(App and web page records)
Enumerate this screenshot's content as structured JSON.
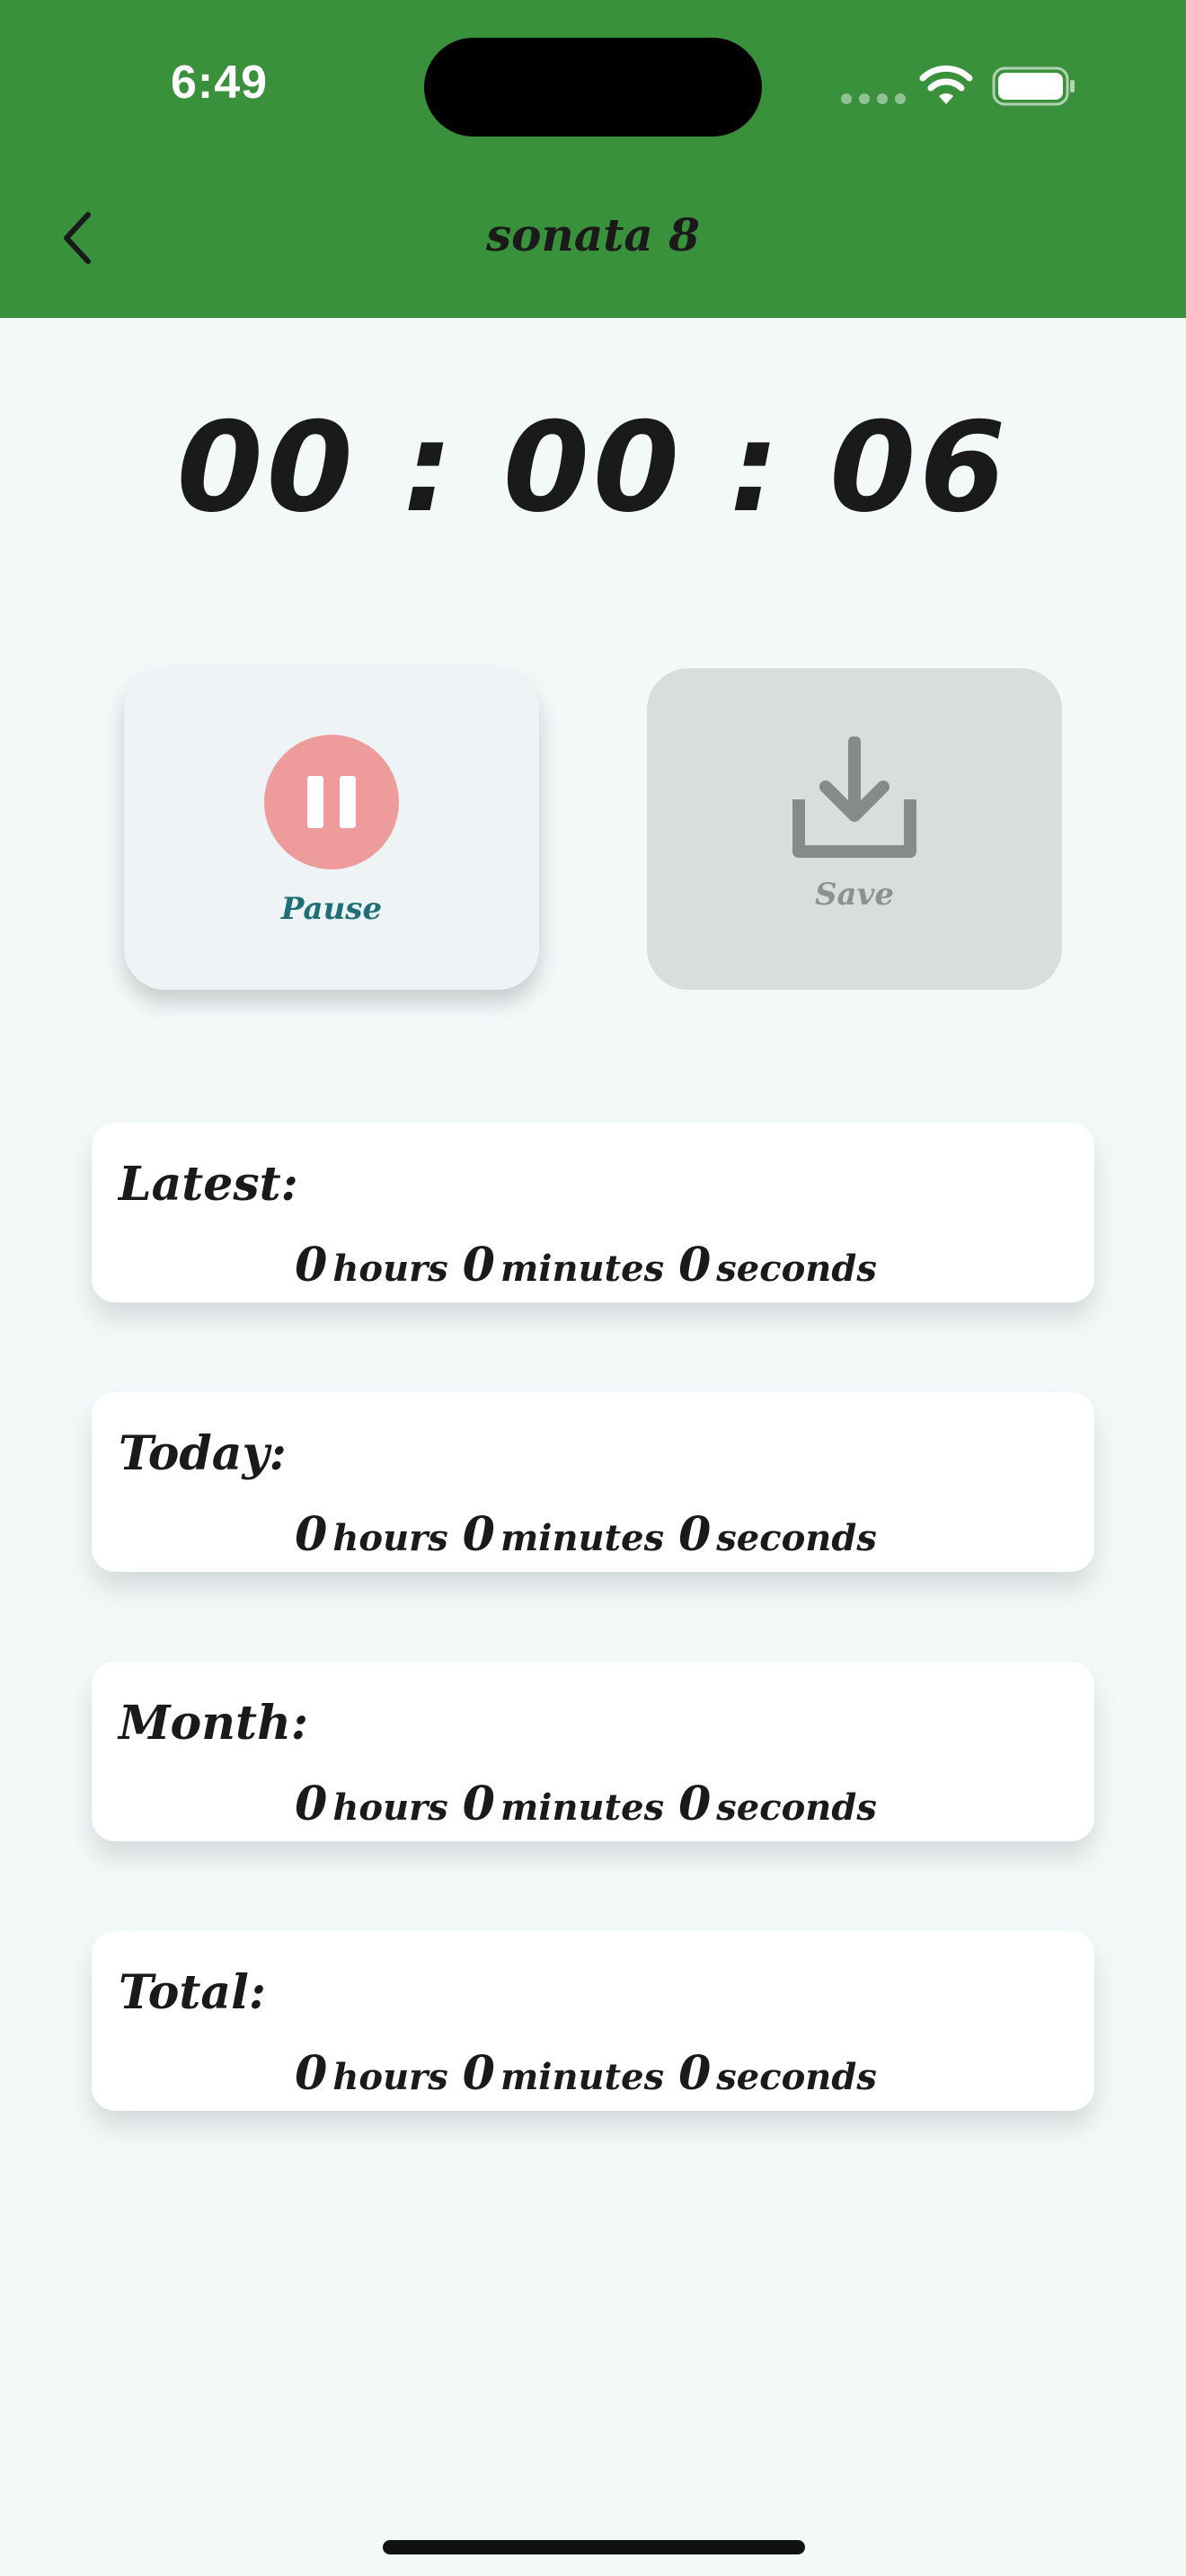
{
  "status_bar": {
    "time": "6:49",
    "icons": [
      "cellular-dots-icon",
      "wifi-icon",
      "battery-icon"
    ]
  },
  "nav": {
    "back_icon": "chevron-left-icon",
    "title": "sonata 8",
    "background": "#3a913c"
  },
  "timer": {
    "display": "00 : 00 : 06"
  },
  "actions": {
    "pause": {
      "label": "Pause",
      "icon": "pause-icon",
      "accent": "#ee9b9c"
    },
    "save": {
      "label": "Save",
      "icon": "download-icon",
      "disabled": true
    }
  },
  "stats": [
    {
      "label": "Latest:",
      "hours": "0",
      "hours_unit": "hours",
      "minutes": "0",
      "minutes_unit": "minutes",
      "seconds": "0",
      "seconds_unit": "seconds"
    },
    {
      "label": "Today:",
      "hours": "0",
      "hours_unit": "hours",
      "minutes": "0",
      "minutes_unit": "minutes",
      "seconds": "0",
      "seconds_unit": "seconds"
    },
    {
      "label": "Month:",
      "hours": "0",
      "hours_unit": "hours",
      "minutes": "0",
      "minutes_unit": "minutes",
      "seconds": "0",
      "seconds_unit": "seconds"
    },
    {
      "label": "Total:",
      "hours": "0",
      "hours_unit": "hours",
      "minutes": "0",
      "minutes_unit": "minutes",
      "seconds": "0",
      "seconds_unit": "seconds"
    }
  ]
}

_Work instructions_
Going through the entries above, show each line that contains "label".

_Expected answer_
      "label": "Pause",
      "label": "Save",
      "label": "Latest:",
      "label": "Today:",
      "label": "Month:",
      "label": "Total:",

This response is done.